(Beginning of RECORDS TO PROCESS)

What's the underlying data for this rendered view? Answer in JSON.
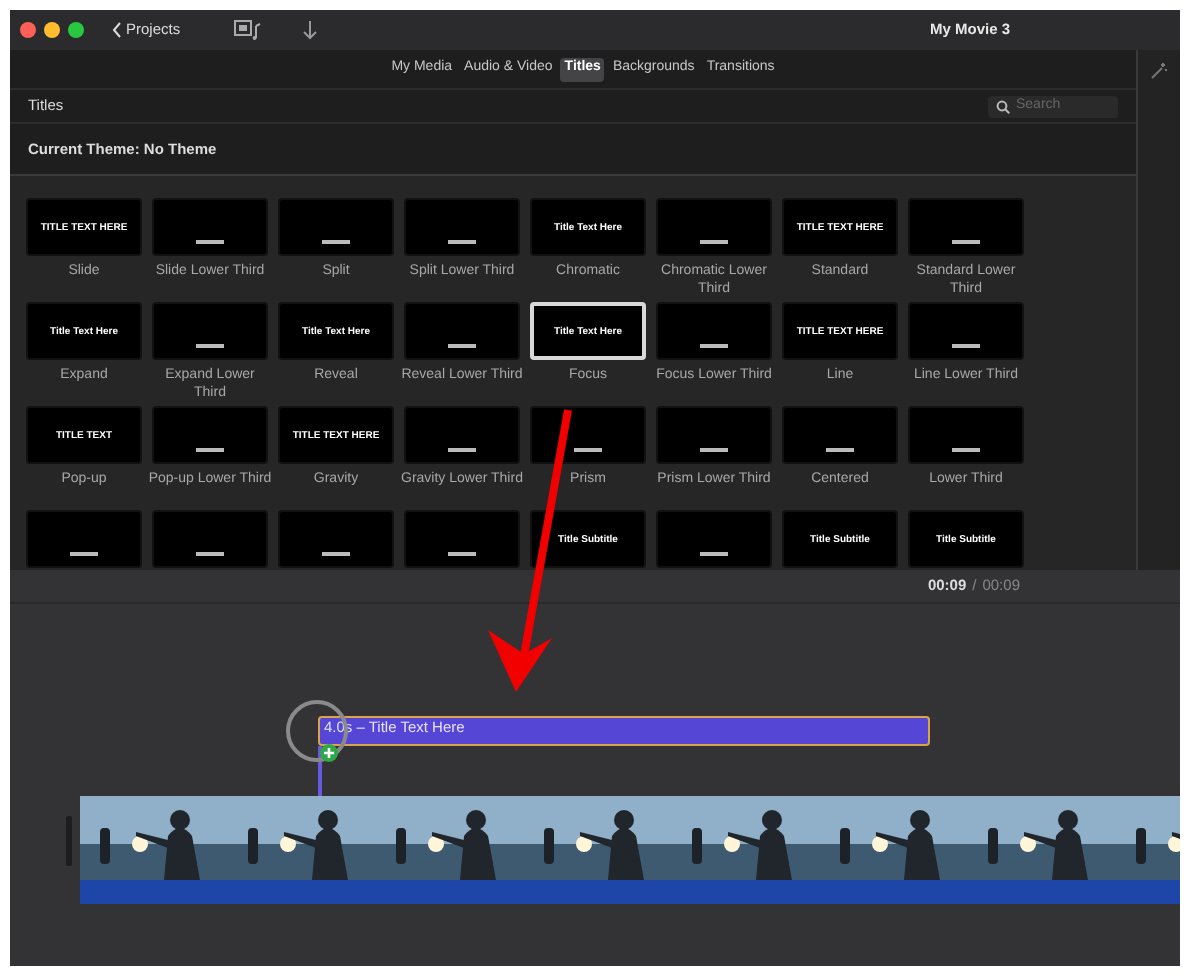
{
  "toolbar": {
    "back": "Projects",
    "title": "My Movie 3"
  },
  "tabs": [
    {
      "label": "My Media",
      "selected": false
    },
    {
      "label": "Audio & Video",
      "selected": false
    },
    {
      "label": "Titles",
      "selected": true
    },
    {
      "label": "Backgrounds",
      "selected": false
    },
    {
      "label": "Transitions",
      "selected": false
    }
  ],
  "browser": {
    "heading": "Titles",
    "search": {
      "placeholder": "Search"
    },
    "theme": "Current Theme: No Theme"
  },
  "titles": [
    {
      "label": "Slide",
      "selected": false,
      "preview": "TITLE TEXT HERE"
    },
    {
      "label": "Slide Lower Third",
      "selected": false
    },
    {
      "label": "Split",
      "selected": false
    },
    {
      "label": "Split Lower Third",
      "selected": false
    },
    {
      "label": "Chromatic",
      "selected": false,
      "preview": "Title Text Here"
    },
    {
      "label": "Chromatic Lower Third",
      "selected": false
    },
    {
      "label": "Standard",
      "selected": false,
      "preview": "TITLE TEXT HERE"
    },
    {
      "label": "Standard Lower Third",
      "selected": false
    },
    {
      "label": "Expand",
      "selected": false,
      "preview": "Title Text Here"
    },
    {
      "label": "Expand Lower Third",
      "selected": false
    },
    {
      "label": "Reveal",
      "selected": false,
      "preview": "Title Text Here"
    },
    {
      "label": "Reveal Lower Third",
      "selected": false
    },
    {
      "label": "Focus",
      "selected": true,
      "preview": "Title Text Here"
    },
    {
      "label": "Focus Lower Third",
      "selected": false
    },
    {
      "label": "Line",
      "selected": false,
      "preview": "TITLE TEXT HERE"
    },
    {
      "label": "Line Lower Third",
      "selected": false
    },
    {
      "label": "Pop-up",
      "selected": false,
      "preview": "TITLE TEXT"
    },
    {
      "label": "Pop-up Lower Third",
      "selected": false
    },
    {
      "label": "Gravity",
      "selected": false,
      "preview": "TITLE TEXT HERE"
    },
    {
      "label": "Gravity Lower Third",
      "selected": false
    },
    {
      "label": "Prism",
      "selected": false
    },
    {
      "label": "Prism Lower Third",
      "selected": false
    },
    {
      "label": "Centered",
      "selected": false
    },
    {
      "label": "Lower Third",
      "selected": false
    },
    {
      "selected": false
    },
    {
      "selected": false
    },
    {
      "selected": false
    },
    {
      "selected": false
    },
    {
      "selected": false,
      "preview": "Title Subtitle"
    },
    {
      "selected": false
    },
    {
      "selected": false,
      "preview": "Title Subtitle"
    },
    {
      "selected": false,
      "preview": "Title Subtitle"
    }
  ],
  "timeline": {
    "current": "00:09",
    "separator": "/",
    "total": "00:09",
    "title_clip": "4.0s – Title Text Here"
  }
}
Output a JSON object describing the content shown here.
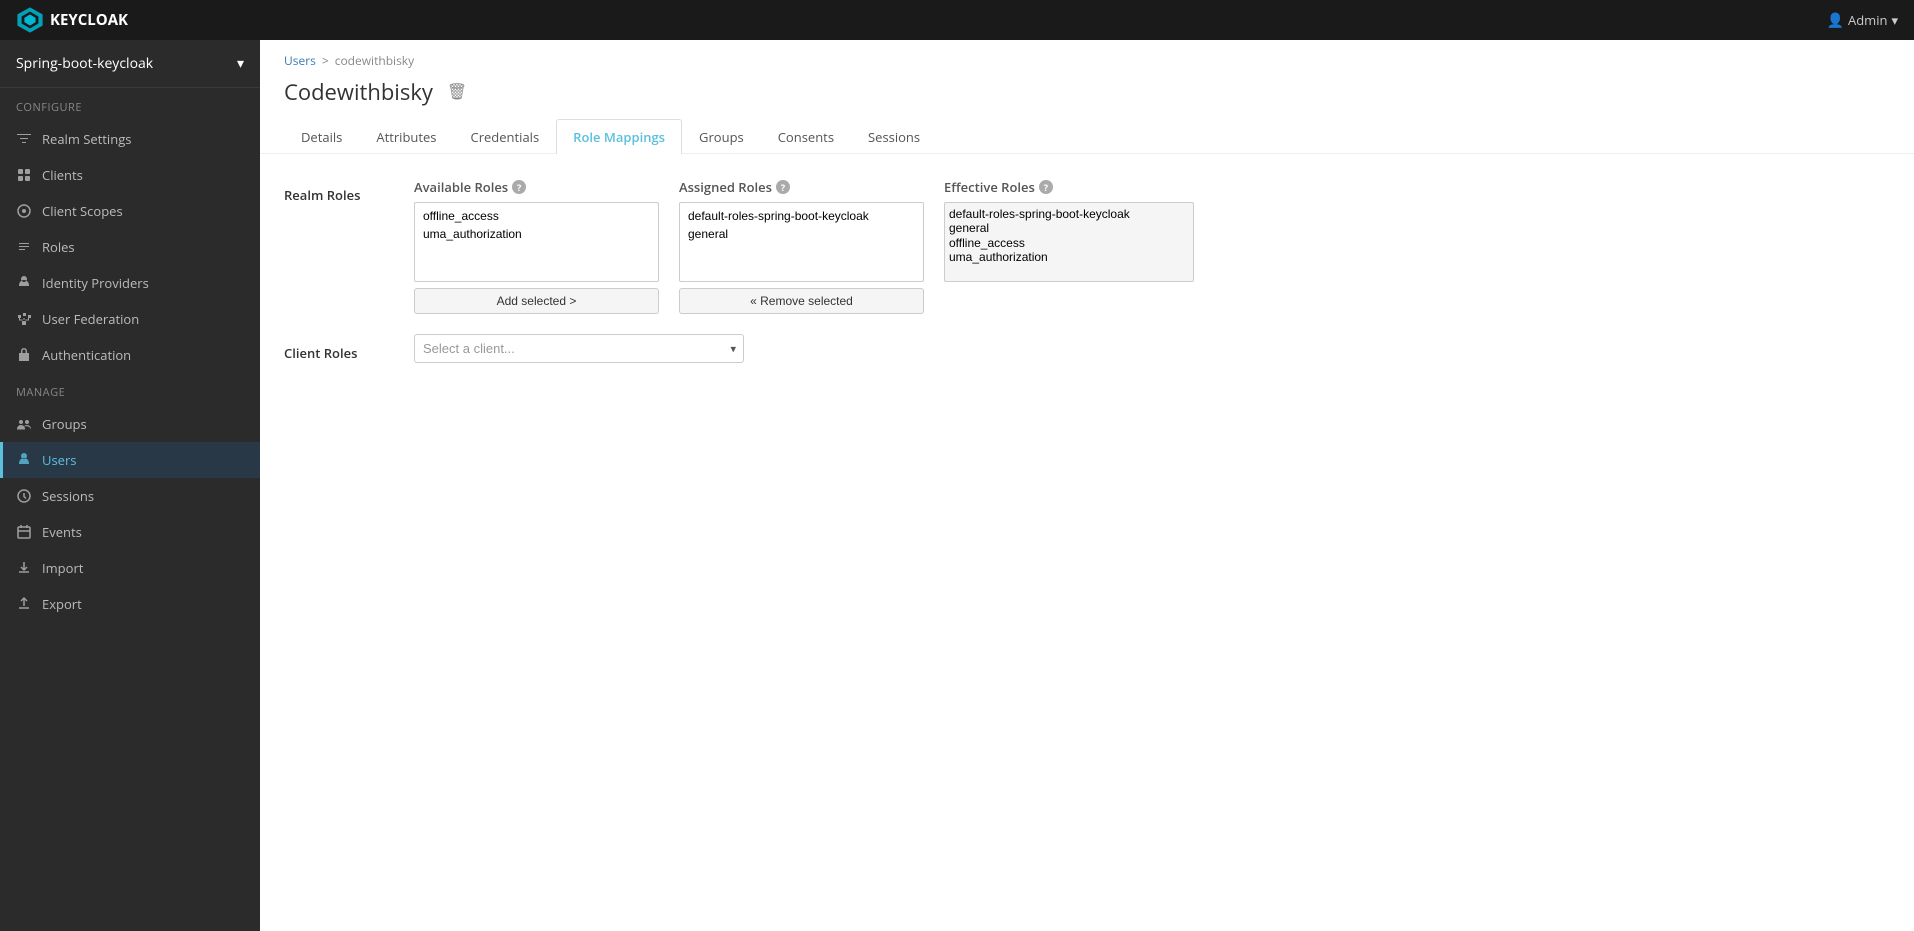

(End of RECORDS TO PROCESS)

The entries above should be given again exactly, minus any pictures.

What's the underlying data for this rendered view? Answer in JSON.
{
  "toolbar": {
    "back": "Projects",
    "title": "My Movie 3"
  },
  "tabs": [
    {
      "label": "My Media",
      "selected": false
    },
    {
      "label": "Audio & Video",
      "selected": false
    },
    {
      "label": "Titles",
      "selected": true
    },
    {
      "label": "Backgrounds",
      "selected": false
    },
    {
      "label": "Transitions",
      "selected": false
    }
  ],
  "browser": {
    "heading": "Titles",
    "search": {
      "placeholder": "Search"
    },
    "theme": "Current Theme: No Theme"
  },
  "titles": [
    {
      "label": "Slide",
      "selected": false,
      "preview": "TITLE TEXT HERE"
    },
    {
      "label": "Slide Lower Third",
      "selected": false
    },
    {
      "label": "Split",
      "selected": false
    },
    {
      "label": "Split Lower Third",
      "selected": false
    },
    {
      "label": "Chromatic",
      "selected": false,
      "preview": "Title Text Here"
    },
    {
      "label": "Chromatic Lower Third",
      "selected": false
    },
    {
      "label": "Standard",
      "selected": false,
      "preview": "TITLE TEXT HERE"
    },
    {
      "label": "Standard Lower Third",
      "selected": false
    },
    {
      "label": "Expand",
      "selected": false,
      "preview": "Title Text Here"
    },
    {
      "label": "Expand Lower Third",
      "selected": false
    },
    {
      "label": "Reveal",
      "selected": false,
      "preview": "Title Text Here"
    },
    {
      "label": "Reveal Lower Third",
      "selected": false
    },
    {
      "label": "Focus",
      "selected": true,
      "preview": "Title Text Here"
    },
    {
      "label": "Focus Lower Third",
      "selected": false
    },
    {
      "label": "Line",
      "selected": false,
      "preview": "TITLE TEXT HERE"
    },
    {
      "label": "Line Lower Third",
      "selected": false
    },
    {
      "label": "Pop-up",
      "selected": false,
      "preview": "TITLE TEXT"
    },
    {
      "label": "Pop-up Lower Third",
      "selected": false
    },
    {
      "label": "Gravity",
      "selected": false,
      "preview": "TITLE TEXT HERE"
    },
    {
      "label": "Gravity Lower Third",
      "selected": false
    },
    {
      "label": "Prism",
      "selected": false
    },
    {
      "label": "Prism Lower Third",
      "selected": false
    },
    {
      "label": "Centered",
      "selected": false
    },
    {
      "label": "Lower Third",
      "selected": false
    },
    {
      "selected": false
    },
    {
      "selected": false
    },
    {
      "selected": false
    },
    {
      "selected": false
    },
    {
      "selected": false,
      "preview": "Title Subtitle"
    },
    {
      "selected": false
    },
    {
      "selected": false,
      "preview": "Title Subtitle"
    },
    {
      "selected": false,
      "preview": "Title Subtitle"
    }
  ],
  "timeline": {
    "current": "00:09",
    "separator": "/",
    "total": "00:09",
    "title_clip": "4.0s – Title Text Here"
  }
}
Output a JSON object describing the content shown here.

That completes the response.